Missa Wohlauff gut Gsell von hinnen and other works
While not as famous today as Josquin, Heinrich Isaac (1450-1517) was a contemporary and rival much esteemed during his lifetime. The main work programmed on this recording, Missa Wohlauff gut Gsell von hinnen, makes an explicit connection between the two composers. Comment peult avoir joye?, a monophonic chanson also set polyphonically by Josquin (included on the CD for comparison’s sake), was the subject of a paraphrase mass set early in his career by Isaac. Later, when Isaac was in the service of the Habsburg Emperor Maximilian I, the composer discovered a contrafactum text of the song in German, Wohlauff gut Gsell von hinnen. With this in mind, Isaac decided to revisit his earlier mass and greatly expand and elaborate it. The result was one of the most extensive and imposing works of his career.
A six-voice setting, subgroups thereof appear frequently, and the same reduced scorings seldom recur adjacently, creating a wide variety of textures.

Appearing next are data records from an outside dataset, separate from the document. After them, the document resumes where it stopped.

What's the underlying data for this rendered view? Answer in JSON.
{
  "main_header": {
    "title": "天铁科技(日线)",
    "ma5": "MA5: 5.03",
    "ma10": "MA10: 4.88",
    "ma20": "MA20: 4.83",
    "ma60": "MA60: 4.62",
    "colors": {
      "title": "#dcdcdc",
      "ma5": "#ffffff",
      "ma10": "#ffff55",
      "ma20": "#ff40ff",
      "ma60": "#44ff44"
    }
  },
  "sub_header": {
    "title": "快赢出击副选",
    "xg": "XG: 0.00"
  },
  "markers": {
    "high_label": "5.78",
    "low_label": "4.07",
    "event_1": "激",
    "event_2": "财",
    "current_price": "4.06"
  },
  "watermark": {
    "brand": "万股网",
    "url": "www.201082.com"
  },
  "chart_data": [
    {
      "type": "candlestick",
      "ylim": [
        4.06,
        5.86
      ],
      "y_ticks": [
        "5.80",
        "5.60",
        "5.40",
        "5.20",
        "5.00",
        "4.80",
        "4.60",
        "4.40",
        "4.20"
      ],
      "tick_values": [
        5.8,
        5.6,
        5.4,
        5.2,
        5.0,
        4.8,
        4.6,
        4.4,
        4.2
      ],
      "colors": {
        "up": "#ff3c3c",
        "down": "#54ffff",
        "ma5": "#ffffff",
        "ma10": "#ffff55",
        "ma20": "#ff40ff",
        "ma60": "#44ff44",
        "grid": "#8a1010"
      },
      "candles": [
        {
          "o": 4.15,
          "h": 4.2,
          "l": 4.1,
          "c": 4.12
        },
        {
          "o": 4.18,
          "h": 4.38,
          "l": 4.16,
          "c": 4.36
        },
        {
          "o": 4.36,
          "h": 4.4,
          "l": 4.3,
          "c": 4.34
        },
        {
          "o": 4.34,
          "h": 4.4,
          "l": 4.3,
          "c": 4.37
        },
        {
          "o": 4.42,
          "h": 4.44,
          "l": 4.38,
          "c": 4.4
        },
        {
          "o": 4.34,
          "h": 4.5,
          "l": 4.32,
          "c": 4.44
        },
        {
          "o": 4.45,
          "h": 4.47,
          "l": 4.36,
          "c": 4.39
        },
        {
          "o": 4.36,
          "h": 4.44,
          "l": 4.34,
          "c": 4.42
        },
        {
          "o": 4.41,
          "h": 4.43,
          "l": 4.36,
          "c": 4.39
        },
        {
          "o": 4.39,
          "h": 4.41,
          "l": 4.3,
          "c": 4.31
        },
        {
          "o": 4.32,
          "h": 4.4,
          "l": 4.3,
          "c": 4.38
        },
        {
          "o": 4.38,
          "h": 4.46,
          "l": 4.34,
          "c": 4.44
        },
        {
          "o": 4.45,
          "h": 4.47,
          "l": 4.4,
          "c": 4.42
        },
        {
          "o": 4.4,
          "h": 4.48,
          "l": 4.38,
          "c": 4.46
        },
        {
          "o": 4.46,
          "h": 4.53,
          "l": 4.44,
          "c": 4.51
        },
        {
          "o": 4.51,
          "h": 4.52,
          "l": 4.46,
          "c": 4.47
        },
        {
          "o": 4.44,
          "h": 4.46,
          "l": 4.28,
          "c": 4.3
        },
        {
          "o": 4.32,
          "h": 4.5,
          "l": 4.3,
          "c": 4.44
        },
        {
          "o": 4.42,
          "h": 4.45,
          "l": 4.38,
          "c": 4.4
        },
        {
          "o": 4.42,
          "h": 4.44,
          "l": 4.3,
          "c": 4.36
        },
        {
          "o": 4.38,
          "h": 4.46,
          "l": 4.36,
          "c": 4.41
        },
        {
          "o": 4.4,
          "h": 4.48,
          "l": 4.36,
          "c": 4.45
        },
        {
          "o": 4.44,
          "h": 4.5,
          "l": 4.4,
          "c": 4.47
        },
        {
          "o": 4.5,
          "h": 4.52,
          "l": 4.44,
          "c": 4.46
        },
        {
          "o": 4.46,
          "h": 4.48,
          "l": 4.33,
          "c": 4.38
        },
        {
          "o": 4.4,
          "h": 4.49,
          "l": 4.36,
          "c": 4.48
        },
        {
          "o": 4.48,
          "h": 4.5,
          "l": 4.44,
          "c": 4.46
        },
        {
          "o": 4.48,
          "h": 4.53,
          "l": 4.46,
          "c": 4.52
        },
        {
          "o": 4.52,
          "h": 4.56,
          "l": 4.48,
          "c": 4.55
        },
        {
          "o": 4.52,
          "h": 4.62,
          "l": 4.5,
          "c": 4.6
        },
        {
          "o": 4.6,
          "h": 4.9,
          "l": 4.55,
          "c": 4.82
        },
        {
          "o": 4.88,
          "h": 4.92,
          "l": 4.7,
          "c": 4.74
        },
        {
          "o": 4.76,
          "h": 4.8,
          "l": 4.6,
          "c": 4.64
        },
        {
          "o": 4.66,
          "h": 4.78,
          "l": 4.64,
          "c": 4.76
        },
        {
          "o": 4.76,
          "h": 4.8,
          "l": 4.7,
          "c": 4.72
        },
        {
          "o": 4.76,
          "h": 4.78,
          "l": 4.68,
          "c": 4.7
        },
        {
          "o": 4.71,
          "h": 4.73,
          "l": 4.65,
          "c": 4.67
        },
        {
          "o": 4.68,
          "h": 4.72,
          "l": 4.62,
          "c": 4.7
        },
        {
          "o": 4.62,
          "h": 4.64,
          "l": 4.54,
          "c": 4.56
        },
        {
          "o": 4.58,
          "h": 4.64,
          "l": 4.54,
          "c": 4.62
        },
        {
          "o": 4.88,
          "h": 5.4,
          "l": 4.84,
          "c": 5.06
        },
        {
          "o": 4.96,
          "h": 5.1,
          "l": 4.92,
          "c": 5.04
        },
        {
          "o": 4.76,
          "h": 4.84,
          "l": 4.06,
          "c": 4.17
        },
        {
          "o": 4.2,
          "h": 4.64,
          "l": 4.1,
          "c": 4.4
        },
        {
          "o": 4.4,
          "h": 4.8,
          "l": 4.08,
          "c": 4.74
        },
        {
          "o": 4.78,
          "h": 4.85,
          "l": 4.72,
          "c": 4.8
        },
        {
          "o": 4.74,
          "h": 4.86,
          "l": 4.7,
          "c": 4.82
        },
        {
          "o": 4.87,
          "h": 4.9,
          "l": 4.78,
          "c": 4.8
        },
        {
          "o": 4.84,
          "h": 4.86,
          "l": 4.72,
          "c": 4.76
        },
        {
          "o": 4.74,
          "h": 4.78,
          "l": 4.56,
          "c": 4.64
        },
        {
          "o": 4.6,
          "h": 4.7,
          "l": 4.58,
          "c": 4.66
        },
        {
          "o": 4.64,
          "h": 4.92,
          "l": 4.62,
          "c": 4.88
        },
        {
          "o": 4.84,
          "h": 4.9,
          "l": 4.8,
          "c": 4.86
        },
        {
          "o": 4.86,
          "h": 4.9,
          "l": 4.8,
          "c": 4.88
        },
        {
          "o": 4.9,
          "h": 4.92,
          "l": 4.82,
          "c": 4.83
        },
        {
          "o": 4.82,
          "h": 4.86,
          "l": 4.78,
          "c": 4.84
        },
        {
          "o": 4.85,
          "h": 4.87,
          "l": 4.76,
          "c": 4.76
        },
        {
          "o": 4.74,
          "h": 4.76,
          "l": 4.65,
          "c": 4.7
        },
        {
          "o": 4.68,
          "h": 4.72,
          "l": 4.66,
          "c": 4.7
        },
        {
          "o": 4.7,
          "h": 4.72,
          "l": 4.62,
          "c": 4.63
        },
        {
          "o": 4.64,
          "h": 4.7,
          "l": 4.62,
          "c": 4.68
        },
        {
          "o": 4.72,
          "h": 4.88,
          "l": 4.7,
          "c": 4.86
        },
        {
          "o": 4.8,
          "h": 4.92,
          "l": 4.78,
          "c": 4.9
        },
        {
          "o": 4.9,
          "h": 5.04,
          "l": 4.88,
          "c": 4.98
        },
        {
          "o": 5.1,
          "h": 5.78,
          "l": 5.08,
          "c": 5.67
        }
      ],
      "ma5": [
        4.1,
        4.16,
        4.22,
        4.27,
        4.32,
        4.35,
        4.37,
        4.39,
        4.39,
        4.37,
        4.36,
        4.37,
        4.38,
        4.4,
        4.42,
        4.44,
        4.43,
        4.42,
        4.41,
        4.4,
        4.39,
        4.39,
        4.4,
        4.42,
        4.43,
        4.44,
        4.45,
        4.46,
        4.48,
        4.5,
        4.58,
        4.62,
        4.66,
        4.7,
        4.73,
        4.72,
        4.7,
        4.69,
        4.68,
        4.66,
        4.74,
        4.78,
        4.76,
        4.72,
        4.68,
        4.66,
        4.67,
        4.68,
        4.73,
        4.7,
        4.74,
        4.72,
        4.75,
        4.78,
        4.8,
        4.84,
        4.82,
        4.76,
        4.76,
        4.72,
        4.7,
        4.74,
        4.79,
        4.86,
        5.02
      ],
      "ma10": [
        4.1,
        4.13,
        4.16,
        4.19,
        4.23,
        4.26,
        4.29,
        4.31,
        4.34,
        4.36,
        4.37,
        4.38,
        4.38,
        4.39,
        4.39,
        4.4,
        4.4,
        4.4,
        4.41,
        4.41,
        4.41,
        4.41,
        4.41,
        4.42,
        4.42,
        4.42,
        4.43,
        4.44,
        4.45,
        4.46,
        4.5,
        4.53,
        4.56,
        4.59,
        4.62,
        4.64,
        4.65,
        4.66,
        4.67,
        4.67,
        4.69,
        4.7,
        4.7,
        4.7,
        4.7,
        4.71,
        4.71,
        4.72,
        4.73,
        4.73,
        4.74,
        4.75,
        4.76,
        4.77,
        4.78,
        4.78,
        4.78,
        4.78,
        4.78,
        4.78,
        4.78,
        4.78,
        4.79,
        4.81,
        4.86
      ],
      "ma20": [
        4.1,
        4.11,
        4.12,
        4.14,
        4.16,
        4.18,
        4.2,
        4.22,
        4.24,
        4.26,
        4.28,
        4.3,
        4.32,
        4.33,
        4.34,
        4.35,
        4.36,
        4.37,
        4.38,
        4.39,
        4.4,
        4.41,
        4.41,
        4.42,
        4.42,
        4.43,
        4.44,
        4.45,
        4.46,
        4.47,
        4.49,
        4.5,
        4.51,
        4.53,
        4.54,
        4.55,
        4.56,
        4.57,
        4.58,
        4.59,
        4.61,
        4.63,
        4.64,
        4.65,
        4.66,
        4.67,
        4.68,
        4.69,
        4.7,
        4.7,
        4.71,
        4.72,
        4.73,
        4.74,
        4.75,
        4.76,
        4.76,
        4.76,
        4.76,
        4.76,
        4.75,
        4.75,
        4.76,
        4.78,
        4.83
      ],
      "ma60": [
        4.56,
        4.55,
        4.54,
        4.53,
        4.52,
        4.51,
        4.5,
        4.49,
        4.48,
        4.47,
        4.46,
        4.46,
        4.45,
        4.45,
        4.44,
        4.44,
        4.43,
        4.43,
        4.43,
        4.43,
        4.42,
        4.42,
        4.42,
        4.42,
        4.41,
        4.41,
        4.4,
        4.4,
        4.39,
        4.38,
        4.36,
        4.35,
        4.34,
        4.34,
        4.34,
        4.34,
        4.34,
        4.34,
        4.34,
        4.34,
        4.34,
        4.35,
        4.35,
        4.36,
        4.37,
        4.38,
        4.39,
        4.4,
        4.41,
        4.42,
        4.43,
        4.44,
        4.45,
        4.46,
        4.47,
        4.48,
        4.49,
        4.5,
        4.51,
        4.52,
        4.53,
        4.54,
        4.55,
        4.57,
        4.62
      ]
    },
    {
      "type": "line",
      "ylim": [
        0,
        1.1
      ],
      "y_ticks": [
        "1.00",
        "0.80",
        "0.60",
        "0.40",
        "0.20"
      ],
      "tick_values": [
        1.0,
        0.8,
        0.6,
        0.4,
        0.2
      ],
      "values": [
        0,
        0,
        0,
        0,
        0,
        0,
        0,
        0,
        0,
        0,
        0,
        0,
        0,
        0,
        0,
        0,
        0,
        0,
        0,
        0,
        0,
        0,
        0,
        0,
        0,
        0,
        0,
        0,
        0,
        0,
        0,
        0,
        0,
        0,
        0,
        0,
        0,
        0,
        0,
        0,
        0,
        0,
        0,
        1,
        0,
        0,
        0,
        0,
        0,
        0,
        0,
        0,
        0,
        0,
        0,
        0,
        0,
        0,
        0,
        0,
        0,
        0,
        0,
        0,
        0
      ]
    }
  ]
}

The male vocal sextet Cinquecento sings with impressive resonance, rendering the counterpoint with clarity, phrasing with sensitivity, and tutti passages with sonority. They adopt flowing tempos that befit the overlapping lines, particularly those in canon. Missa Wohlauff is a tour-de-force of a variety of canons: intervallic, proportional, 4-ex-2, and 3-ex-1 (two of them used in the Agnus Dei to end triumphantly).
The recording also contains a half-dozen motets: some of Isaac’s finest. O decus ecclesiae has a tenor built out of the white note, or “natural” hexachord, that subtracts and replaces notes throughout the piece, creating an intricate structure out of initially simple means. The motet is formidably scaled, in excess of twelve minutes in duration, with melismatic upper parts, thickly scored tutti, and a subterranean bass line. The second half moves in a sprightly three against the steady tenor. Recordare, Jesu Christe has a canon in the middle voices and overlapping rhythms in the others that prevent the procedure from being obvious; it closes with a hushed cadence of considerable beauty. Judea et Jerusalem may be by Obrecht, another member of the Josquin generation who deserves more attention today, instead of Isaac. A responsory from the Christmas Vigil built up from the chant in the bass, it consists of imitative counterpoint in long phrases adorned with sumptuous verticals.
Cinquecento’s recording makes an eloquent case for Isaac as a composer of the first rank. Recommended.
- Christian Carey